  • Endgame Vols. I & II

    Derrick Jensen

    One of the preeminent primitivist thinkers, Derrick Jensen is a superb writer. The first volume explores the abundant flaws and perpetual lack of ethics in the civilized world. The second suggests ways in which people can begin to raze civilization and correct the damages to ourselves and our planet inflicted by civilization.

Web Sources
Suggested Reading
  • Woman on the Edge of Time

    Marge Piercy

    The futuristic Mattapoisett, Massachusetts in this novel is, for all intents and purposes, a post-civilized community. The main story — an accurate and frightening exploration of a Chicana woman in 1970s New York — makes Woman on the Edge of Time a preeminent feminist novel.

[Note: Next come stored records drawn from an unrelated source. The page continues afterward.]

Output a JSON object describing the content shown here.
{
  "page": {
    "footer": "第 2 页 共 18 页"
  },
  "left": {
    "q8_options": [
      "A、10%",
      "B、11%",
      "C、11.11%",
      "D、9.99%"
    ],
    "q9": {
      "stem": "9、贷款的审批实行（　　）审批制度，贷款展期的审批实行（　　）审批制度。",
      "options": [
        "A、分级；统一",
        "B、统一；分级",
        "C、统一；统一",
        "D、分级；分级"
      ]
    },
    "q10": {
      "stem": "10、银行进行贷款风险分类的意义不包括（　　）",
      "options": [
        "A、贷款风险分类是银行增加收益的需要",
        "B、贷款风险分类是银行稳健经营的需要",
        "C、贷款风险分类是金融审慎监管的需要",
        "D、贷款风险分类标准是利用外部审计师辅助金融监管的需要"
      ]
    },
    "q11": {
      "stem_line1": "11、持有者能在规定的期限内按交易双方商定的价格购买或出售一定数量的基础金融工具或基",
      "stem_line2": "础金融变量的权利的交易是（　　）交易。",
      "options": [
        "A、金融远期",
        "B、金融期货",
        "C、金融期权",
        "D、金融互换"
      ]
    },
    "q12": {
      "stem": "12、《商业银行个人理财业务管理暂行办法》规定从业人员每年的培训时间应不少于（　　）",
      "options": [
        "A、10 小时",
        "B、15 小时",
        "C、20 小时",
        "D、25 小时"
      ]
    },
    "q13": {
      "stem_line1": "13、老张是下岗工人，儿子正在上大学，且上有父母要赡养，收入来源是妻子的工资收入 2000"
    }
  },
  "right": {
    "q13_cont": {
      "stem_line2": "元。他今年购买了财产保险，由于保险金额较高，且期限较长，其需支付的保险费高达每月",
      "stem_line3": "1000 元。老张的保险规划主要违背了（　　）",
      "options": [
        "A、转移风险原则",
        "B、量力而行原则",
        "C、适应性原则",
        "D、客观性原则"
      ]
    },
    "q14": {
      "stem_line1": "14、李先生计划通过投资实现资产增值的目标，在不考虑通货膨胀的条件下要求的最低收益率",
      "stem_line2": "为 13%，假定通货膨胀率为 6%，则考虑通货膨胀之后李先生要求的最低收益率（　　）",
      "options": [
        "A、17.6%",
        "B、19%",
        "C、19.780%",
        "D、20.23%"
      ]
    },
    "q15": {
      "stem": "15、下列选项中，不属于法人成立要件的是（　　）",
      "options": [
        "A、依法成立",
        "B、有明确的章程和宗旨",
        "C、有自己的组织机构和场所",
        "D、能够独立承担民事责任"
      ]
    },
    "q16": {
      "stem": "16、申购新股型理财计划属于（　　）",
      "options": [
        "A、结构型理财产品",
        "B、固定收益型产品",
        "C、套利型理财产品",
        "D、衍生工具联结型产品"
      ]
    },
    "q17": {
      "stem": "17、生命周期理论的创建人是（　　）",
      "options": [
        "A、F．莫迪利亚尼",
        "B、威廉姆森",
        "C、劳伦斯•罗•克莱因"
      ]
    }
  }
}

  • The Power of Myth

    Joseph Campbell & Bill Moyers

    In the time-honored tradition of the philosophical dialogue, Bill Moyers interviews Joseph Campbell in this book based on a television series of the same name. If you read The Power of Myth and still believe your life is fulfilling without mythology, you’re probably a little dead inside.

  • Food Not Lawns

    Heather C. Flores

    This is an invaluable and down-to-earth tome of permacultural insight. Encourages the destruction of oppressive city technologies (like the dreaded concrete driveway!) and the nurturing of self-sustaining communities.

  • Tom Brown’s Guide to Wilderness Survival

    &

    Tom Brown’s Guide to Living with the Earth

    Tom Brown Jr.

    If you can get past Tom Brown’s relentless preaching, capitalizing on Native American skills passed down to him for free, and the fact that he works part time for the cops, these books are treasuries of useful information. Wilderness Survival is more focused on beginner primitive skills: fire making, short to medium term shelters, tool making, and so on. Living With the Earth turns its attention to long-term primitive living, and includes and expands upon the skills in the first. Absolute must haves, just don’t pay for them. Go out and steal a copy today!

  • A Steampunk’s Guide to the Apocalypse

    Margaret Killjoy & Colin Foran

    Contains lots of ideas for scavenging technology and putting it to new use in the just-post-apocalypse world. Pretty civ-reliant, but useful information nonetheless.